* Data for the task *
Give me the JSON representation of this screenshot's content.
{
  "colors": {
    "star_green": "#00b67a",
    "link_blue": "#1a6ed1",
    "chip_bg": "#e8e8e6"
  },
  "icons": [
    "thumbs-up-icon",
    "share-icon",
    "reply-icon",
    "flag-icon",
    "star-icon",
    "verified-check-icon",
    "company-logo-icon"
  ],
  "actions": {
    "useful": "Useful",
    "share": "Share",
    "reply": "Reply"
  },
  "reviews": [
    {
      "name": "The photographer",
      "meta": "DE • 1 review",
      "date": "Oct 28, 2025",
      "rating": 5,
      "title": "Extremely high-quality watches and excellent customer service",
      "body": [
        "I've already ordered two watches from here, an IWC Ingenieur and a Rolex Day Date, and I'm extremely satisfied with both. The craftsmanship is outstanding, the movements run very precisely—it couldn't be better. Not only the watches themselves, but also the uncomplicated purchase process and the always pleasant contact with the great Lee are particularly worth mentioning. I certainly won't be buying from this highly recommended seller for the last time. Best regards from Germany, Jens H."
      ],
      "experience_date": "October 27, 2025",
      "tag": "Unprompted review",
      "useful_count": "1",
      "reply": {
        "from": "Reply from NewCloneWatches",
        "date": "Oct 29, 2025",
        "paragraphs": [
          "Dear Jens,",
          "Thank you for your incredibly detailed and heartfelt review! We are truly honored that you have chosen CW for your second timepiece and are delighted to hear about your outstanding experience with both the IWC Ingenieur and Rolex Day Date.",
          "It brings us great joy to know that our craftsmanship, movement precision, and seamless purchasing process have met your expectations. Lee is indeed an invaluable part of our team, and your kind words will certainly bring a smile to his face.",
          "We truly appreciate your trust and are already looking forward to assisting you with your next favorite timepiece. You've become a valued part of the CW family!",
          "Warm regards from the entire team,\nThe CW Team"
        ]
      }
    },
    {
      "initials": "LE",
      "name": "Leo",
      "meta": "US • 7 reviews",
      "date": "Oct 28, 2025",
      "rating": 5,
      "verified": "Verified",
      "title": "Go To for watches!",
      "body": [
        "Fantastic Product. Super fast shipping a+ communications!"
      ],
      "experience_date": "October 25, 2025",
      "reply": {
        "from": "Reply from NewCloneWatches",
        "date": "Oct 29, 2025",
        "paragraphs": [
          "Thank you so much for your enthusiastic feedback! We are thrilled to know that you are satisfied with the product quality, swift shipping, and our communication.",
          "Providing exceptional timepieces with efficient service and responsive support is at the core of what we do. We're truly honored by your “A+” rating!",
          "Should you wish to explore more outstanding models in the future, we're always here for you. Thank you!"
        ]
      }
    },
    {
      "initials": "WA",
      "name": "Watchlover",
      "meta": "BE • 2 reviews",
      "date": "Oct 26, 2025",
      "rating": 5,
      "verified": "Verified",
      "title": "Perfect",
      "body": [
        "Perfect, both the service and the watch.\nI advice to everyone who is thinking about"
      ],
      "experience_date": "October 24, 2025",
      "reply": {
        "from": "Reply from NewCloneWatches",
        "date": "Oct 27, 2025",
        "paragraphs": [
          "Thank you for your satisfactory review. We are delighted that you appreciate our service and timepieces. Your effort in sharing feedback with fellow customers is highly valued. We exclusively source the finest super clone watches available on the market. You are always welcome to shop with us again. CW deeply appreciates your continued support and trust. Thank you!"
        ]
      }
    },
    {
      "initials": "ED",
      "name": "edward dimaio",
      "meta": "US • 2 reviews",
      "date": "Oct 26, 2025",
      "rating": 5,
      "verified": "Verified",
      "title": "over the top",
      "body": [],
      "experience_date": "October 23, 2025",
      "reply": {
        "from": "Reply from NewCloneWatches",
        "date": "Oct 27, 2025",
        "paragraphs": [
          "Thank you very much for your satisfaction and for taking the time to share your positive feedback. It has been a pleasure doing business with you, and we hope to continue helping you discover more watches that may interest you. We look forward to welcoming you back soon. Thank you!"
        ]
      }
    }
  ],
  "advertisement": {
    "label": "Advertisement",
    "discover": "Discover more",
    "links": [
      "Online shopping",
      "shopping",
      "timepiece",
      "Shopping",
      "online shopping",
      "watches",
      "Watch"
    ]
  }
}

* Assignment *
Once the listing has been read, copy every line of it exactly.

* Task result *
Give me the JSON representation of this screenshot's content.
{
  "colors": {
    "star_green": "#00b67a",
    "link_blue": "#1a6ed1",
    "chip_bg": "#e8e8e6"
  },
  "icons": [
    "thumbs-up-icon",
    "share-icon",
    "reply-icon",
    "flag-icon",
    "star-icon",
    "verified-check-icon",
    "company-logo-icon"
  ],
  "actions": {
    "useful": "Useful",
    "share": "Share",
    "reply": "Reply"
  },
  "reviews": [
    {
      "name": "The photographer",
      "meta": "DE • 1 review",
      "date": "Oct 28, 2025",
      "rating": 5,
      "title": "Extremely high-quality watches and excellent customer service",
      "body": [
        "I've already ordered two watches from here, an IWC Ingenieur and a Rolex Day Date, and I'm extremely satisfied with both. The craftsmanship is outstanding, the movements run very precisely—it couldn't be better. Not only the watches themselves, but also the uncomplicated purchase process and the always pleasant contact with the great Lee are particularly worth mentioning. I certainly won't be buying from this highly recommended seller for the last time. Best regards from Germany, Jens H."
      ],
      "experience_date": "October 27, 2025",
      "tag": "Unprompted review",
      "useful_count": "1",
      "reply": {
        "from": "Reply from NewCloneWatches",
        "date": "Oct 29, 2025",
        "paragraphs": [
          "Dear Jens,",
          "Thank you for your incredibly detailed and heartfelt review! We are truly honored that you have chosen CW for your second timepiece and are delighted to hear about your outstanding experience with both the IWC Ingenieur and Rolex Day Date.",
          "It brings us great joy to know that our craftsmanship, movement precision, and seamless purchasing process have met your expectations. Lee is indeed an invaluable part of our team, and your kind words will certainly bring a smile to his face.",
          "We truly appreciate your trust and are already looking forward to assisting you with your next favorite timepiece. You've become a valued part of the CW family!",
          "Warm regards from the entire team,\nThe CW Team"
        ]
      }
    },
    {
      "initials": "LE",
      "name": "Leo",
      "meta": "US • 7 reviews",
      "date": "Oct 28, 2025",
      "rating": 5,
      "verified": "Verified",
      "title": "Go To for watches!",
      "body": [
        "Fantastic Product. Super fast shipping a+ communications!"
      ],
      "experience_date": "October 25, 2025",
      "reply": {
        "from": "Reply from NewCloneWatches",
        "date": "Oct 29, 2025",
        "paragraphs": [
          "Thank you so much for your enthusiastic feedback! We are thrilled to know that you are satisfied with the product quality, swift shipping, and our communication.",
          "Providing exceptional timepieces with efficient service and responsive support is at the core of what we do. We're truly honored by your “A+” rating!",
          "Should you wish to explore more outstanding models in the future, we're always here for you. Thank you!"
        ]
      }
    },
    {
      "initials": "WA",
      "name": "Watchlover",
      "meta": "BE • 2 reviews",
      "date": "Oct 26, 2025",
      "rating": 5,
      "verified": "Verified",
      "title": "Perfect",
      "body": [
        "Perfect, both the service and the watch.\nI advice to everyone who is thinking about"
      ],
      "experience_date": "October 24, 2025",
      "reply": {
        "from": "Reply from NewCloneWatches",
        "date": "Oct 27, 2025",
        "paragraphs": [
          "Thank you for your satisfactory review. We are delighted that you appreciate our service and timepieces. Your effort in sharing feedback with fellow customers is highly valued. We exclusively source the finest super clone watches available on the market. You are always welcome to shop with us again. CW deeply appreciates your continued support and trust. Thank you!"
        ]
      }
    },
    {
      "initials": "ED",
      "name": "edward dimaio",
      "meta": "US • 2 reviews",
      "date": "Oct 26, 2025",
      "rating": 5,
      "verified": "Verified",
      "title": "over the top",
      "body": [],
      "experience_date": "October 23, 2025",
      "reply": {
        "from": "Reply from NewCloneWatches",
        "date": "Oct 27, 2025",
        "paragraphs": [
          "Thank you very much for your satisfaction and for taking the time to share your positive feedback. It has been a pleasure doing business with you, and we hope to continue helping you discover more watches that may interest you. We look forward to welcoming you back soon. Thank you!"
        ]
      }
    }
  ],
  "advertisement": {
    "label": "Advertisement",
    "discover": "Discover more",
    "links": [
      "Online shopping",
      "shopping",
      "timepiece",
      "Shopping",
      "online shopping",
      "watches",
      "Watch"
    ]
  }
}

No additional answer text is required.